--- Raw data Enclosed Below ---
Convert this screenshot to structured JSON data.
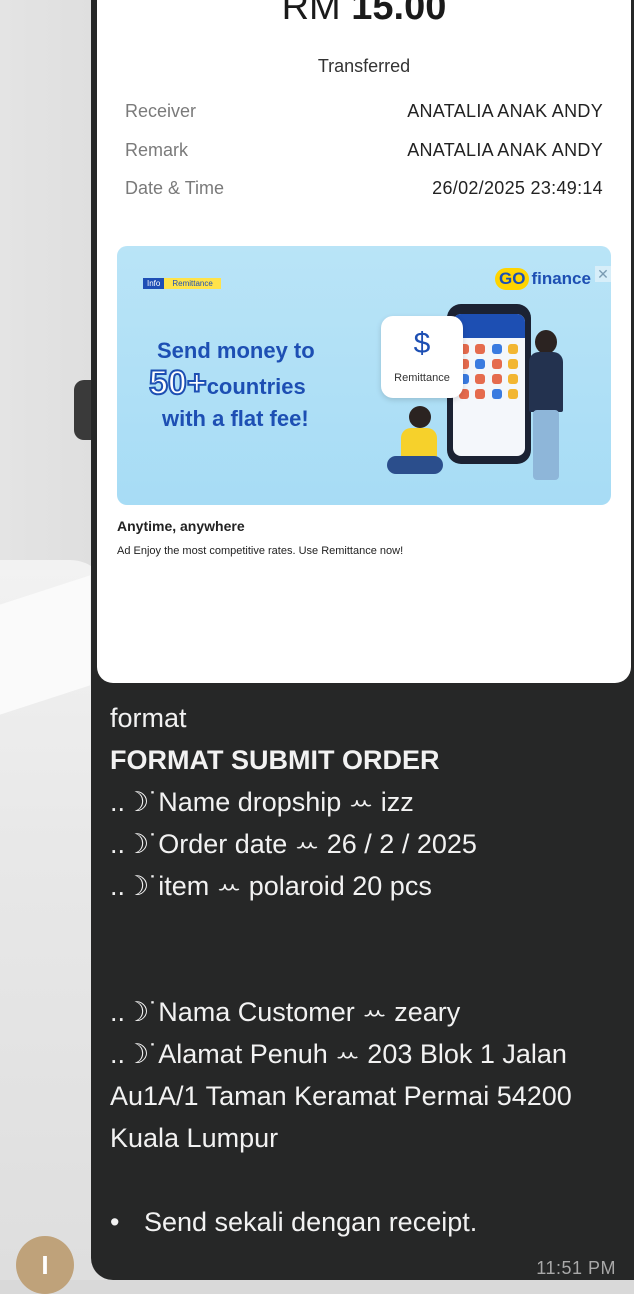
{
  "receipt": {
    "currency": "RM",
    "amount": "15.00",
    "status": "Transferred",
    "fields": [
      {
        "label": "Receiver",
        "value": "ANATALIA ANAK ANDY"
      },
      {
        "label": "Remark",
        "value": "ANATALIA ANAK ANDY"
      },
      {
        "label": "Date & Time",
        "value": "26/02/2025 23:49:14"
      }
    ]
  },
  "ad": {
    "tag_left": "Info",
    "tag_right": "Remittance",
    "brand_go": "GO",
    "brand_rest": "finance",
    "close_glyph": "✕",
    "headline_1": "Send money to",
    "headline_num": "50+",
    "headline_2": "countries",
    "headline_3": "with a flat fee!",
    "card_label": "Remittance",
    "card_icon": "$",
    "title": "Anytime, anywhere",
    "subtitle": "Ad Enjoy the most competitive rates. Use Remittance now!"
  },
  "message": {
    "lines": [
      "format",
      "FORMAT SUBMIT ORDER",
      "..☽˙Name dropship ꕀ izz",
      "..☽˙Order date ꕀ 26 / 2 / 2025",
      "..☽˙item ꕀ polaroid 20 pcs",
      "..☽˙Nama Customer ꕀ zeary",
      "..☽˙Alamat Penuh ꕀ 203 Blok 1 Jalan Au1A/1 Taman Keramat Permai 54200 Kuala Lumpur",
      "Send sekali dengan receipt."
    ],
    "bullet": "•",
    "time": "11:51 PM"
  },
  "avatar": {
    "initial": "I"
  }
}
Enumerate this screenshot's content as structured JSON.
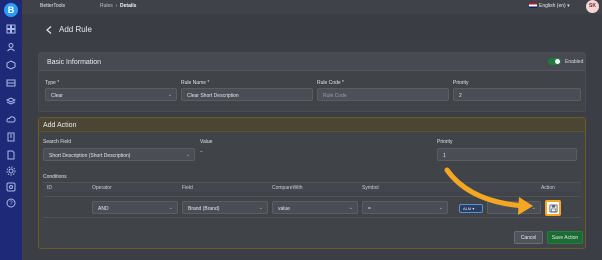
{
  "topbar": {
    "brand": "BetterTools",
    "crumbs": [
      "Rules",
      "Details"
    ],
    "language": "English (en)",
    "avatar_initials": "SK"
  },
  "header": {
    "title": "Add Rule"
  },
  "basic_info": {
    "title": "Basic Information",
    "enabled_label": "Enabled",
    "enabled": true,
    "fields": {
      "type": {
        "label": "Type *",
        "value": "Clear"
      },
      "rule_name": {
        "label": "Rule Name *",
        "value": "Clear Short Description"
      },
      "rule_code": {
        "label": "Rule Code *",
        "placeholder": "Rule Code"
      },
      "priority": {
        "label": "Priority",
        "value": "2"
      }
    }
  },
  "add_action": {
    "title": "Add Action",
    "search_field": {
      "label": "Search Field",
      "value": "Short Description (Short Description)"
    },
    "value": {
      "label": "Value",
      "value": ""
    },
    "priority": {
      "label": "Priority",
      "value": "1"
    },
    "conditions": {
      "label": "Conditions",
      "columns": [
        "ID",
        "Operator",
        "Field",
        "CompareWith",
        "Symbol",
        "",
        "Action"
      ],
      "row": {
        "operator": "AND",
        "field": "Brand (Brand)",
        "compare_with": "value",
        "symbol": "=",
        "operator_pill": "ALM"
      }
    },
    "buttons": {
      "cancel": "Cancel",
      "save": "Save Action"
    }
  },
  "colors": {
    "sidebar": "#1e2a78",
    "accent_arrow": "#f5a623",
    "save_green": "#1e6a34",
    "toggle_on": "#1f7a3c"
  }
}
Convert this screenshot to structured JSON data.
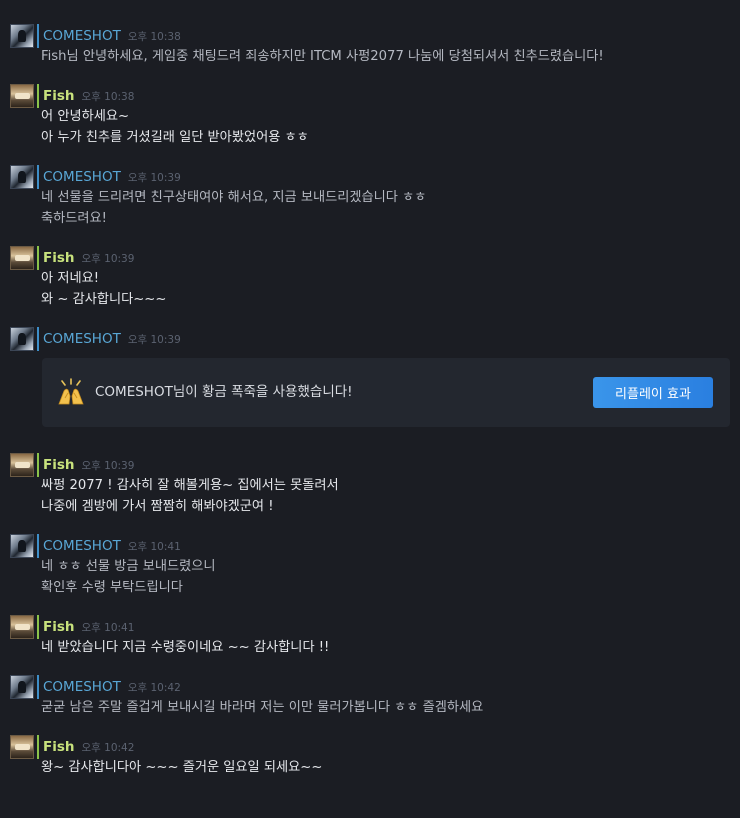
{
  "colors": {
    "background": "#1b1d23",
    "comeshot_name": "#59a7d6",
    "fish_name": "#c8e27d",
    "timestamp": "#5b6270",
    "replay_button": "#2a7fe0"
  },
  "messages": [
    {
      "author": "COMESHOT",
      "time": "오후 10:38",
      "avatar": "comeshot-avatar",
      "lines": [
        "Fish님 안녕하세요, 게임중 채팅드려 죄송하지만 ITCM 사펑2077 나눔에 당첨되셔서 친추드렸습니다!"
      ]
    },
    {
      "author": "Fish",
      "time": "오후 10:38",
      "avatar": "fish-avatar",
      "lines": [
        "어 안녕하세요~",
        "아 누가 친추를 거셨길래 일단 받아봤었어용 ㅎㅎ"
      ]
    },
    {
      "author": "COMESHOT",
      "time": "오후 10:39",
      "avatar": "comeshot-avatar",
      "lines": [
        "네 선물을 드리려면 친구상태여야 해서요, 지금 보내드리겠습니다 ㅎㅎ",
        "축하드려요!"
      ]
    },
    {
      "author": "Fish",
      "time": "오후 10:39",
      "avatar": "fish-avatar",
      "lines": [
        "아 저네요!",
        "와 ~ 감사합니다~~~"
      ]
    },
    {
      "author": "COMESHOT",
      "time": "오후 10:39",
      "avatar": "comeshot-avatar",
      "lines": []
    },
    {
      "author": "Fish",
      "time": "오후 10:39",
      "avatar": "fish-avatar",
      "lines": [
        "싸펑 2077 ! 감사히 잘 해볼게용~ 집에서는 못돌려서",
        "나중에 겜방에 가서 짬짬히 해봐야겠군여 !"
      ]
    },
    {
      "author": "COMESHOT",
      "time": "오후 10:41",
      "avatar": "comeshot-avatar",
      "lines": [
        "네 ㅎㅎ 선물 방금 보내드렸으니",
        "확인후 수령 부탁드립니다"
      ]
    },
    {
      "author": "Fish",
      "time": "오후 10:41",
      "avatar": "fish-avatar",
      "lines": [
        "네 받았습니다 지금 수령중이네요 ~~ 감사합니다 !!"
      ]
    },
    {
      "author": "COMESHOT",
      "time": "오후 10:42",
      "avatar": "comeshot-avatar",
      "lines": [
        "굳굳 남은 주말 즐겁게 보내시길 바라며 저는 이만 물러가봅니다 ㅎㅎ 즐겜하세요"
      ]
    },
    {
      "author": "Fish",
      "time": "오후 10:42",
      "avatar": "fish-avatar",
      "lines": [
        "왕~ 감사합니다아 ~~~ 즐거운 일요일 되세요~~"
      ]
    }
  ],
  "effect": {
    "icon": "applause-hands-icon",
    "text": "COMESHOT님이 황금 폭죽을 사용했습니다!",
    "replay_label": "리플레이 효과"
  }
}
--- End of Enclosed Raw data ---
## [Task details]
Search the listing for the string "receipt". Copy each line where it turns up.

## [Solution to this problem]
  "receipt": {
      "Send sekali dengan receipt."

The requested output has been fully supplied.